The Codea class() constructor is a function which, when called, sets up a new table and attaches the class metatable to it. The metatable redirects unrecognized events to the class method table (as well as possibly handling events itself). This is covered in some depth on the Codea wiki.

Ship = class()

function Ship:init( hitPoints )
    self.points = hitPoints or 100

function Ship:hit( damage )
    self.points = self.points - damage
    print( self.points )

In our Main tab, setup() function we may then instantiate our class as follows:

myShip = Ship()

This will create a new object called myShip of class Ship. Note that we called ship without any parameters. This means that hitPoints will be nil and self.points will be assigned 100 (our default value) since nil is interpreted as false by Lua. 

One of the potentially confusing parts of the class definition is where does "self" come from and why do we use it? The self variable is created automatically by calling class() and provides a reference to the object created when we instantiate a class. This means that when we change the points variable using self.points we only change it for that object, not for every object of class Ship. So in our example above self = myShip. 

Try converting the Ship class so that it uses points instead of self.points. If you do this and have created another ship (e.g. myOtherShip = Ship()), then every time you call myShip:hit(20) this will also reduce the hit points of myOtherShip, which is usually not what you want.

If our ship gets hit then we want to record the damage and print out the current hit points using the hit(damage) function of our class. There are two ways you could do this (the right way and the wrong way!). In the Main tab of your program, you could use:


or you could try to use:


Which is correct? To work this out we have to understand the difference between the two statements. Using ":" we are actually passing two parameters to hit(), the damage and a hidden reference to the object being hit (i.e. self). So myShip:hit(20) is equivalent to myShip.hit(self, 20). 

The second option - myShip.hit(20) will throw an error in Codea.
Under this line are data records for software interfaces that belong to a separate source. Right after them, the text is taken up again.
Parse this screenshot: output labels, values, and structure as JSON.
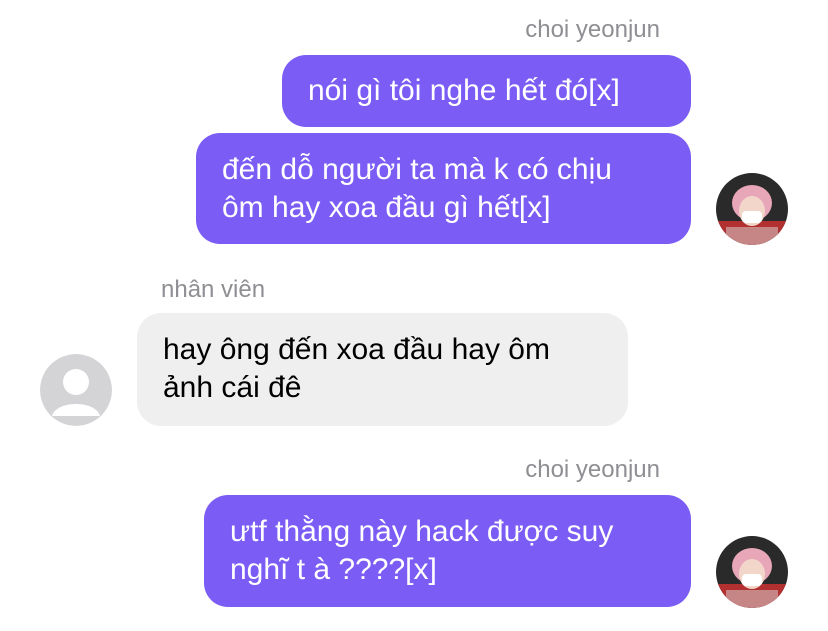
{
  "messages": [
    {
      "sender": "choi yeonjun"
    },
    {
      "lines": [
        "nói gì tôi nghe hết đó[x]"
      ]
    },
    {
      "lines": [
        "đến dỗ người ta mà k có chịu",
        "ôm hay xoa đầu gì hết[x]"
      ]
    },
    {
      "sender": "nhân viên"
    },
    {
      "lines": [
        "hay ông đến xoa đầu hay ôm",
        "ảnh cái đê"
      ]
    },
    {
      "sender": "choi yeonjun"
    },
    {
      "lines": [
        "ưtf thằng này hack được suy",
        "nghĩ t à ????[x]"
      ]
    }
  ],
  "colors": {
    "outgoing_bubble": "#7b5cf5",
    "incoming_bubble": "#efefef",
    "sender_label": "#8e8e93"
  }
}
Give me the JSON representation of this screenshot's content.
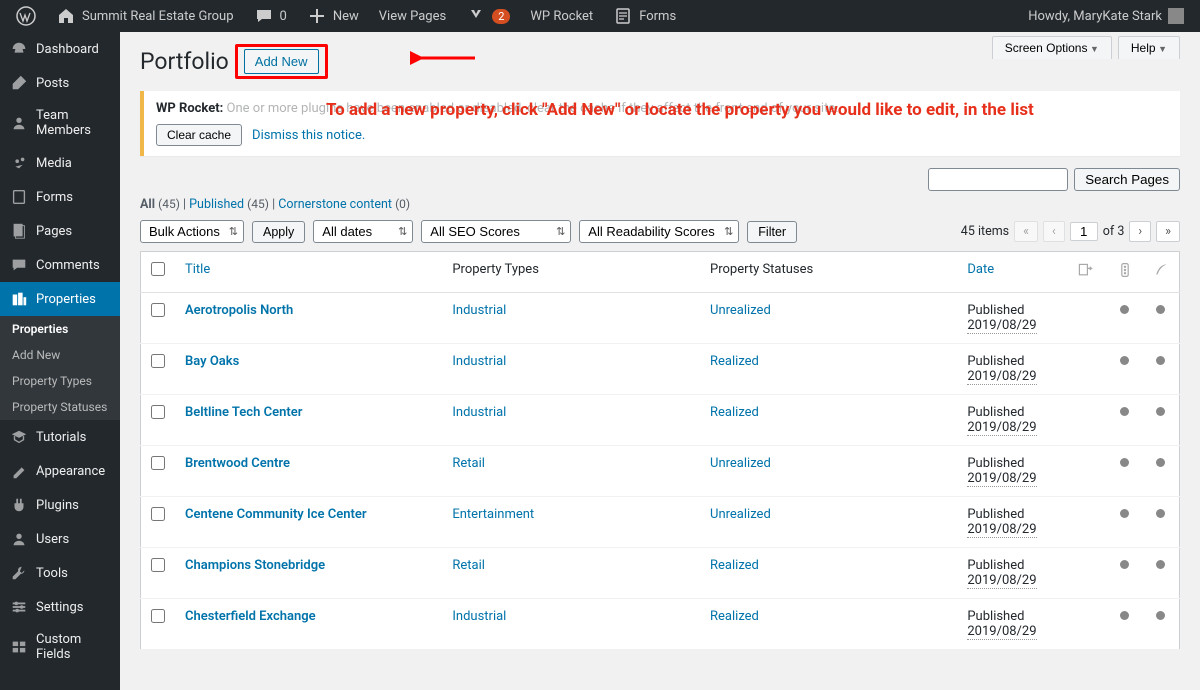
{
  "adminbar": {
    "site": "Summit Real Estate Group",
    "comments": "0",
    "new": "New",
    "viewPages": "View Pages",
    "yoastBadge": "2",
    "wpRocket": "WP Rocket",
    "forms": "Forms",
    "howdy": "Howdy, MaryKate Stark"
  },
  "sidebar": {
    "items": [
      {
        "label": "Dashboard"
      },
      {
        "label": "Posts"
      },
      {
        "label": "Team Members"
      },
      {
        "label": "Media"
      },
      {
        "label": "Forms"
      },
      {
        "label": "Pages"
      },
      {
        "label": "Comments"
      },
      {
        "label": "Properties",
        "current": true
      },
      {
        "label": "Tutorials"
      },
      {
        "label": "Appearance"
      },
      {
        "label": "Plugins"
      },
      {
        "label": "Users"
      },
      {
        "label": "Tools"
      },
      {
        "label": "Settings"
      },
      {
        "label": "Custom Fields"
      }
    ],
    "submenu": [
      {
        "label": "Properties",
        "current": true
      },
      {
        "label": "Add New"
      },
      {
        "label": "Property Types"
      },
      {
        "label": "Property Statuses"
      }
    ]
  },
  "header": {
    "title": "Portfolio",
    "addNew": "Add New",
    "instruction": "To add a new property, click \"Add New\" or locate the property you would like to edit, in the list",
    "screenOptions": "Screen Options",
    "help": "Help"
  },
  "notice": {
    "strong": "WP Rocket:",
    "text": " One or more plugins have been enabled or disabled, clear the cache if they affect the front end of your site.",
    "clearBtn": "Clear cache",
    "dismiss": "Dismiss this notice."
  },
  "views": {
    "allLabel": "All",
    "allCount": "(45)",
    "publishedLabel": "Published",
    "publishedCount": "(45)",
    "cornerstoneLabel": "Cornerstone content",
    "cornerstoneCount": "(0)"
  },
  "filters": {
    "bulk": "Bulk Actions",
    "apply": "Apply",
    "dates": "All dates",
    "seo": "All SEO Scores",
    "readability": "All Readability Scores",
    "filter": "Filter"
  },
  "search": {
    "button": "Search Pages"
  },
  "pagination": {
    "items": "45 items",
    "current": "1",
    "of": "of 3"
  },
  "table": {
    "cols": {
      "title": "Title",
      "type": "Property Types",
      "status": "Property Statuses",
      "date": "Date"
    },
    "rows": [
      {
        "title": "Aerotropolis North",
        "type": "Industrial",
        "status": "Unrealized",
        "pub": "Published",
        "date": "2019/08/29"
      },
      {
        "title": "Bay Oaks",
        "type": "Industrial",
        "status": "Realized",
        "pub": "Published",
        "date": "2019/08/29"
      },
      {
        "title": "Beltline Tech Center",
        "type": "Industrial",
        "status": "Realized",
        "pub": "Published",
        "date": "2019/08/29"
      },
      {
        "title": "Brentwood Centre",
        "type": "Retail",
        "status": "Unrealized",
        "pub": "Published",
        "date": "2019/08/29"
      },
      {
        "title": "Centene Community Ice Center",
        "type": "Entertainment",
        "status": "Unrealized",
        "pub": "Published",
        "date": "2019/08/29"
      },
      {
        "title": "Champions Stonebridge",
        "type": "Retail",
        "status": "Realized",
        "pub": "Published",
        "date": "2019/08/29"
      },
      {
        "title": "Chesterfield Exchange",
        "type": "Industrial",
        "status": "Realized",
        "pub": "Published",
        "date": "2019/08/29"
      }
    ]
  }
}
If you want to access the class instance variables directly from the Main tab, you can do something like:

myShip.points = myShip.points - 20

This will operate as expected, but only if you have defined it as self.points in your class.
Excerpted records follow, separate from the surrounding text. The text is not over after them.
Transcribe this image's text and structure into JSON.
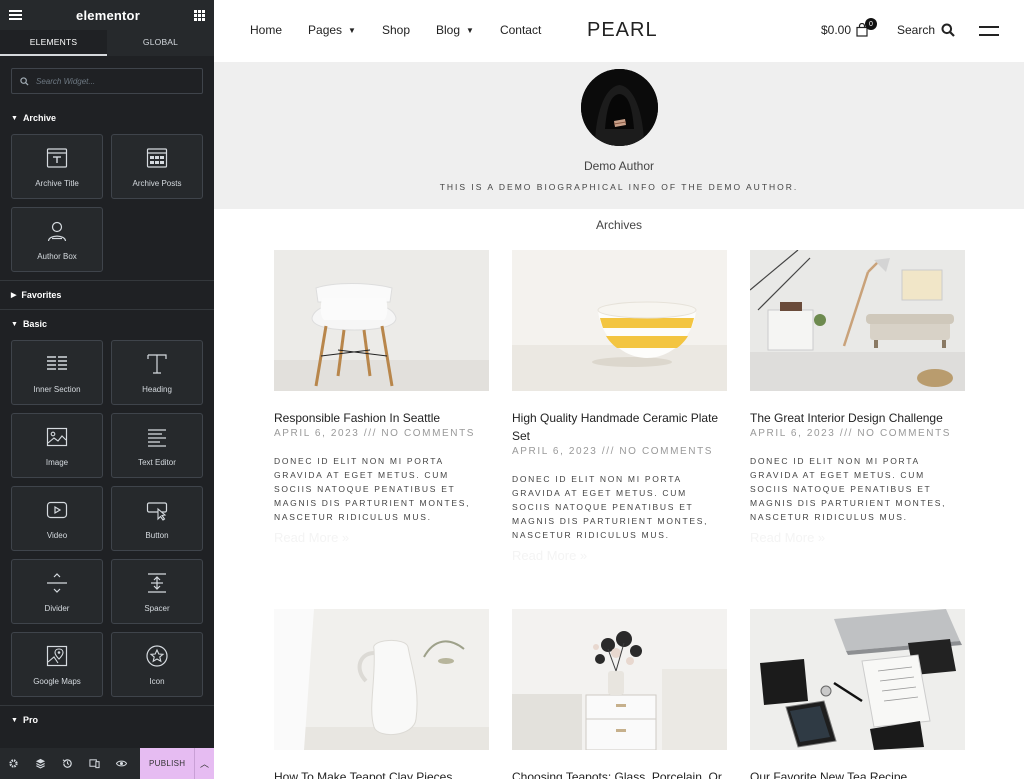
{
  "panel": {
    "logo": "elementor",
    "tabs": [
      "ELEMENTS",
      "GLOBAL"
    ],
    "search_placeholder": "Search Widget...",
    "categories": {
      "archive": "Archive",
      "favorites": "Favorites",
      "basic": "Basic",
      "pro": "Pro"
    },
    "archive_widgets": [
      "Archive Title",
      "Archive Posts",
      "Author Box"
    ],
    "basic_widgets": [
      "Inner Section",
      "Heading",
      "Image",
      "Text Editor",
      "Video",
      "Button",
      "Divider",
      "Spacer",
      "Google Maps",
      "Icon"
    ],
    "publish_label": "PUBLISH"
  },
  "site": {
    "nav": [
      "Home",
      "Pages",
      "Shop",
      "Blog",
      "Contact"
    ],
    "logo": "PEARL",
    "cart_total": "$0.00",
    "cart_count": "0",
    "search_label": "Search",
    "author": {
      "name": "Demo Author",
      "bio": "THIS IS A DEMO BIOGRAPHICAL INFO OF THE DEMO AUTHOR."
    },
    "archives_title": "Archives",
    "posts": [
      {
        "title": "Responsible Fashion In Seattle",
        "meta": "APRIL 6, 2023 /// NO COMMENTS",
        "excerpt": "DONEC ID ELIT NON MI PORTA GRAVIDA AT EGET METUS. CUM SOCIIS NATOQUE PENATIBUS ET MAGNIS DIS PARTURIENT MONTES, NASCETUR RIDICULUS MUS.",
        "more": "Read More »"
      },
      {
        "title": "High Quality Handmade Ceramic Plate Set",
        "meta": "APRIL 6, 2023 /// NO COMMENTS",
        "excerpt": "DONEC ID ELIT NON MI PORTA GRAVIDA AT EGET METUS. CUM SOCIIS NATOQUE PENATIBUS ET MAGNIS DIS PARTURIENT MONTES, NASCETUR RIDICULUS MUS.",
        "more": "Read More »"
      },
      {
        "title": "The Great Interior Design Challenge",
        "meta": "APRIL 6, 2023 /// NO COMMENTS",
        "excerpt": "DONEC ID ELIT NON MI PORTA GRAVIDA AT EGET METUS. CUM SOCIIS NATOQUE PENATIBUS ET MAGNIS DIS PARTURIENT MONTES, NASCETUR RIDICULUS MUS.",
        "more": "Read More »"
      },
      {
        "title": "How To Make Teapot Clay Pieces"
      },
      {
        "title": "Choosing Teapots: Glass, Porcelain, Or"
      },
      {
        "title": "Our Favorite New Tea Recipe"
      }
    ]
  }
}
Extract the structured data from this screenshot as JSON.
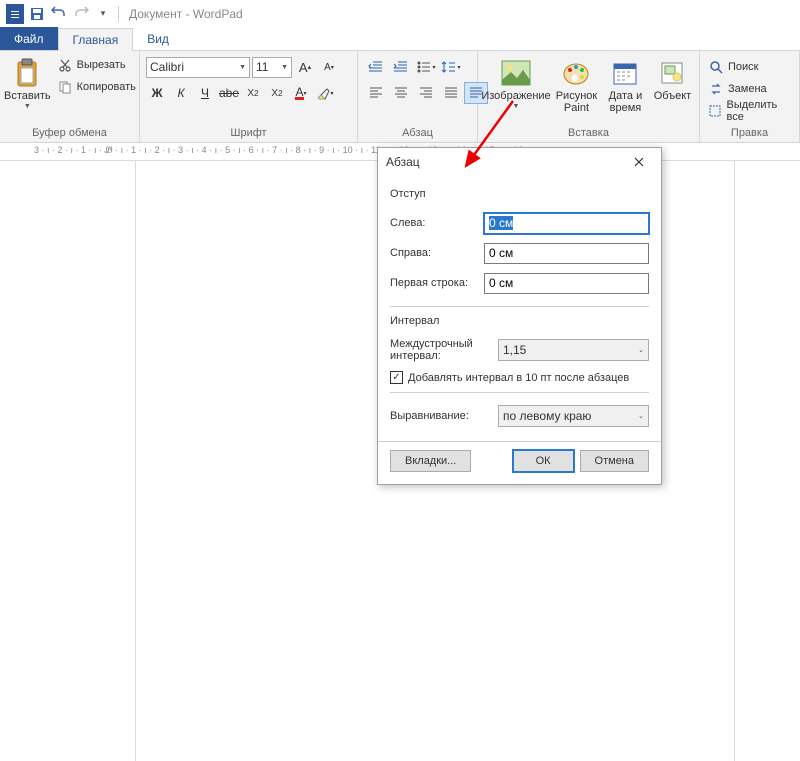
{
  "app": {
    "title": "Документ - WordPad"
  },
  "tabs": {
    "file": "Файл",
    "home": "Главная",
    "view": "Вид"
  },
  "clipboard": {
    "paste": "Вставить",
    "cut": "Вырезать",
    "copy": "Копировать",
    "group": "Буфер обмена"
  },
  "font": {
    "name": "Calibri",
    "size": "11",
    "group": "Шрифт"
  },
  "paragraph": {
    "group": "Абзац"
  },
  "insert": {
    "image": "Изображение",
    "paint": "Рисунок Paint",
    "datetime": "Дата и время",
    "object": "Объект",
    "group": "Вставка"
  },
  "editing": {
    "find": "Поиск",
    "replace": "Замена",
    "selectall": "Выделить все",
    "group": "Правка"
  },
  "ruler": "3 · ı · 2 · ı · 1 · ı · Ꮺ · ı · 1 · ı · 2 · ı · 3 · ı · 4 · ı · 5 · ı · 6 · ı · 7 · ı · 8 · ı · 9 · ı · 10 · ı · 11 · ı · 12 · ı · 13 · ı · 14 · ı · 15 · ı · 16 · ı ·",
  "dialog": {
    "title": "Абзац",
    "indent_section": "Отступ",
    "left_label": "Слева:",
    "left_value": "0 см",
    "right_label": "Справа:",
    "right_value": "0 см",
    "firstline_label": "Первая строка:",
    "firstline_value": "0 см",
    "spacing_section": "Интервал",
    "linespacing_label": "Междустрочный интервал:",
    "linespacing_value": "1,15",
    "addspace_label": "Добавлять интервал в 10 пт после абзацев",
    "align_label": "Выравнивание:",
    "align_value": "по левому краю",
    "tabs_btn": "Вкладки...",
    "ok_btn": "ОК",
    "cancel_btn": "Отмена"
  }
}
25.9 Other Resources

If what is provided here isn't sufficient then have a look at the official Lua Tutorial site, which has a MUCH more detailed treatment on Lua. The Codea reference documentation is also very useful, as is the active forum and wiki (in particular have a look at the Hints and Tips page which contains references to items not covered elsewhere). 
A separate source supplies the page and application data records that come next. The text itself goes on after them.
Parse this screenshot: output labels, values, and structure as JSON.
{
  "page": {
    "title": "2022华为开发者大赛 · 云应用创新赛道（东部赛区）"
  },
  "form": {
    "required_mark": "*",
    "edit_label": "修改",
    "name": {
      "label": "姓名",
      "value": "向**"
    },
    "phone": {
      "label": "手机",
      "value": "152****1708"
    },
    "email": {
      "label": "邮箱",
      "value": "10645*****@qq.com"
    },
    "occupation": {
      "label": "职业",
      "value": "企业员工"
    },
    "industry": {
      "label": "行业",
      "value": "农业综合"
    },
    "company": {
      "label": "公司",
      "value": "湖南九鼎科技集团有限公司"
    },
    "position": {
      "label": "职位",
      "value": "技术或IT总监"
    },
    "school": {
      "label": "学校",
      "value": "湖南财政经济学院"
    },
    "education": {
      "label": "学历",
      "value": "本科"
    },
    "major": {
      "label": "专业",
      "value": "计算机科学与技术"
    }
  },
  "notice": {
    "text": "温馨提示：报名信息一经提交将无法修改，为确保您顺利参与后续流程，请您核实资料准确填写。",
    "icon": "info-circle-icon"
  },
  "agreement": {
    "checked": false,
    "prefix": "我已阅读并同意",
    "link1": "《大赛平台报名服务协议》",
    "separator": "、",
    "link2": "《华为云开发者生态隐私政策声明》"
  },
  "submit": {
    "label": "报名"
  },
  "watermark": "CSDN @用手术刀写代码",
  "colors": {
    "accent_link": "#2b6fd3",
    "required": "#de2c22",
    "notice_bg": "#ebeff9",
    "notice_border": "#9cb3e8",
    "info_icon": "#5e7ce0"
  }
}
Codea (v1.4) uses version 5.1 of Lua (you can determine the current version of Lua using the statement print(_VERSION)). The definitive treatment of the Lua language can be found at the official on-line Lua 5.1 Reference Manual